A comparison of patients’ and physicians’ assessments of disease activity using the Swedish version of the Systemic Lupus Activity Questionnaire

Objectives: We compared patients’ assessments of systemic lupus erythematosus (SLE) disease activity by a Swedish version of the Systemic Lupus Activity Questionnaire (SLAQ) with physicians’ assessments by the Systemic Lupus Activity Measure (SLAM) and Systemic Lupus Erythematosus Disease Activity Index 2000 (SLEDAI-2K). We also explored the performance of the SLAQ in patients with short (< 1 year) versus long (≥ 1 year) disease duration.

Method: Patients filled out the SLAQ before physicians’ assessments. Correlations between SLAQ total, subscales (Symptom score, Flares, Patients global) and SLAM and SLEDAI-2K, as well as between the corresponding items in SLAQ and SLAM, were evaluated using Spearman’s ρ. Comparisons between patients with different disease durations were performed with Mann–Whitney U or chi-squared tests.

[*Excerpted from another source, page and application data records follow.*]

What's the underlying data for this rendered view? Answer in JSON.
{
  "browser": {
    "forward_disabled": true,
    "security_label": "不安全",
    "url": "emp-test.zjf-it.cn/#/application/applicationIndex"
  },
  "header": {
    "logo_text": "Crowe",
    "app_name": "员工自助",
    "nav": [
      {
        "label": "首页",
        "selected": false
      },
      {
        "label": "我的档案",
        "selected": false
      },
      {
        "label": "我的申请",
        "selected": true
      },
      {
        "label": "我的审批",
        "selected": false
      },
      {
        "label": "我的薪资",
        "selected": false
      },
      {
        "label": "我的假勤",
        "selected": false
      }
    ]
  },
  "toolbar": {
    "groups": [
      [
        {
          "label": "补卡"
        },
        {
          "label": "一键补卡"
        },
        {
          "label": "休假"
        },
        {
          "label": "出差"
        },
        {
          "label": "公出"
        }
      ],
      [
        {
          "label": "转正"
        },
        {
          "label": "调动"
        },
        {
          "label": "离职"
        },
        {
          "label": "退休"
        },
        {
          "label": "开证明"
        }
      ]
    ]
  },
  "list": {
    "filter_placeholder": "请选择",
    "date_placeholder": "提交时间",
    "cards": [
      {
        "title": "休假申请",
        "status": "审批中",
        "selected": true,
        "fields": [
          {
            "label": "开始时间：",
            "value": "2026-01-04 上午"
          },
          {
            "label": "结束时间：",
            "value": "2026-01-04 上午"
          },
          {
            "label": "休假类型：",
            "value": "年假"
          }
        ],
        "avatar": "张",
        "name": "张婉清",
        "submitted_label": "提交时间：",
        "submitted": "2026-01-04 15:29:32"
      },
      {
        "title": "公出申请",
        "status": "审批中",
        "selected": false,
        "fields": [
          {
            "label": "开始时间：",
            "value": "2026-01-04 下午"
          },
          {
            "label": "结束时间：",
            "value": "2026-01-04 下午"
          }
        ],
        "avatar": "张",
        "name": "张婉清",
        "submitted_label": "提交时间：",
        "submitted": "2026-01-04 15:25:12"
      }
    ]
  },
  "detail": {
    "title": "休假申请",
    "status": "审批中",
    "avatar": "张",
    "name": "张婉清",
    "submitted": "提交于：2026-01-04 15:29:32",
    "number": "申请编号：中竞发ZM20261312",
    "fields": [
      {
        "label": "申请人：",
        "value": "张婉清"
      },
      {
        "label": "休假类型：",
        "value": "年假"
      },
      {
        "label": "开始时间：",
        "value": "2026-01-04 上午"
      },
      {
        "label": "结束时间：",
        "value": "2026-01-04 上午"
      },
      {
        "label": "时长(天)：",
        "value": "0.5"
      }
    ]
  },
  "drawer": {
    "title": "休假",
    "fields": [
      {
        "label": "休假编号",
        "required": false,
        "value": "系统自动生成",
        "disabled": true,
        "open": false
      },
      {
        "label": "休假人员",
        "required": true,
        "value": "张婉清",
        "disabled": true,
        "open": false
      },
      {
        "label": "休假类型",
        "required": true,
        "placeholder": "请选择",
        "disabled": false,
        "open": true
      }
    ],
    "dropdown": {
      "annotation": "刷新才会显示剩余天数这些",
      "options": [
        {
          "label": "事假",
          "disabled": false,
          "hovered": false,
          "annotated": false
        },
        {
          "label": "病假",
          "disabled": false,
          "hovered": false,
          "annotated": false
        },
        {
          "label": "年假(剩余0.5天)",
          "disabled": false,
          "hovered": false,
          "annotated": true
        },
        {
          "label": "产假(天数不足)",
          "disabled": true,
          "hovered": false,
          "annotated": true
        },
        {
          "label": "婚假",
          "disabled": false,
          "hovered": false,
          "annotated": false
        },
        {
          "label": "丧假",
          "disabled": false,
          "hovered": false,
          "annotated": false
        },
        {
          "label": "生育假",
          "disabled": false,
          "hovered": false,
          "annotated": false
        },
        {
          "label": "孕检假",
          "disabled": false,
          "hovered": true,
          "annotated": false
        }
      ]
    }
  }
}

Results: We included 203 patients (79% women), with a median age of 45 years [interquartile range (IQR) 33–57 years] and disease duration of 5 years (IQR 0–14 years). Correlations between physicians‘ SLAM without laboratory items (SLAM-nolab) and patients’ assessments were: SLAQ total, ρ = 0.685, Symptom score, ρ = 0.651, Flares, ρ = 0.547, and Patients global, ρ = 0.600. Of the symptom items, fatigue (ρ = 0.640), seizures (ρ = 0.635), and headache (ρ = 0.604) correlated most closely. Neurology/stroke syndrome, skin, and lymphadenopathy correlated less well (ρ < 0.24). Patients’ and physicians’ assessments were notably more discordant for patients with short disease durations.

Conclusion: We confirm that the SLAQ can be used to monitor disease activity. However, the discrepancy between patients’ and physicians’ assessments was greater for patients with short versus long disease duration. We encourage further use of the SLAQ, but would like to develop a shorter version which would be valuable in modern, partly web-based, clinical care.